To do:
Reproduce the entries exactly as they appear below.
*** Opening Data for this exercise ***
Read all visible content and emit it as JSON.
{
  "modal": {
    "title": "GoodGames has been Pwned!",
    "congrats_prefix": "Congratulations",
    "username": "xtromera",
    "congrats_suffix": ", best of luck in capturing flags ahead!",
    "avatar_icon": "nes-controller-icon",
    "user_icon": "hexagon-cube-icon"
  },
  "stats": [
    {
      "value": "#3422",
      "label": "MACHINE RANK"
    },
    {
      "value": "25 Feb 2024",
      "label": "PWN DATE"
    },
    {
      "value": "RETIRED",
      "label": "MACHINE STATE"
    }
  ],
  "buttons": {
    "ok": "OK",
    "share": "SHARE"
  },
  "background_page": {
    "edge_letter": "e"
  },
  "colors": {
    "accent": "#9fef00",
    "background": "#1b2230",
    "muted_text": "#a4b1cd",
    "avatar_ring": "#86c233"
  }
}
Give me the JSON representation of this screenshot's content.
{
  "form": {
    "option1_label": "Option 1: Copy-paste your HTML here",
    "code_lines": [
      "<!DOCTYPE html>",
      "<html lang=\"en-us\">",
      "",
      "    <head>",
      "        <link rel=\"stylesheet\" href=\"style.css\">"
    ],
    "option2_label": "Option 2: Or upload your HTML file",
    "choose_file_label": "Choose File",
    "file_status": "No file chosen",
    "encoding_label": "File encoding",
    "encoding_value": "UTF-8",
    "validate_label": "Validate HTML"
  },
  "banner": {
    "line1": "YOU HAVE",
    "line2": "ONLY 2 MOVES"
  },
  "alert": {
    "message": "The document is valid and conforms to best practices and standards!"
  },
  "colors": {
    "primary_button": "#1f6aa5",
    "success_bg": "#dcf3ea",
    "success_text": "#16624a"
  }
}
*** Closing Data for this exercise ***
Task result:
Read all visible content and emit it as JSON.
{
  "modal": {
    "title": "GoodGames has been Pwned!",
    "congrats_prefix": "Congratulations",
    "username": "xtromera",
    "congrats_suffix": ", best of luck in capturing flags ahead!",
    "avatar_icon": "nes-controller-icon",
    "user_icon": "hexagon-cube-icon"
  },
  "stats": [
    {
      "value": "#3422",
      "label": "MACHINE RANK"
    },
    {
      "value": "25 Feb 2024",
      "label": "PWN DATE"
    },
    {
      "value": "RETIRED",
      "label": "MACHINE STATE"
    }
  ],
  "buttons": {
    "ok": "OK",
    "share": "SHARE"
  },
  "background_page": {
    "edge_letter": "e"
  },
  "colors": {
    "accent": "#9fef00",
    "background": "#1b2230",
    "muted_text": "#a4b1cd",
    "avatar_ring": "#86c233"
  }
}
Give me the JSON representation of this screenshot's content.
{
  "form": {
    "option1_label": "Option 1: Copy-paste your HTML here",
    "code_lines": [
      "<!DOCTYPE html>",
      "<html lang=\"en-us\">",
      "",
      "    <head>",
      "        <link rel=\"stylesheet\" href=\"style.css\">"
    ],
    "option2_label": "Option 2: Or upload your HTML file",
    "choose_file_label": "Choose File",
    "file_status": "No file chosen",
    "encoding_label": "File encoding",
    "encoding_value": "UTF-8",
    "validate_label": "Validate HTML"
  },
  "banner": {
    "line1": "YOU HAVE",
    "line2": "ONLY 2 MOVES"
  },
  "alert": {
    "message": "The document is valid and conforms to best practices and standards!"
  },
  "colors": {
    "primary_button": "#1f6aa5",
    "success_bg": "#dcf3ea",
    "success_text": "#16624a"
  }
}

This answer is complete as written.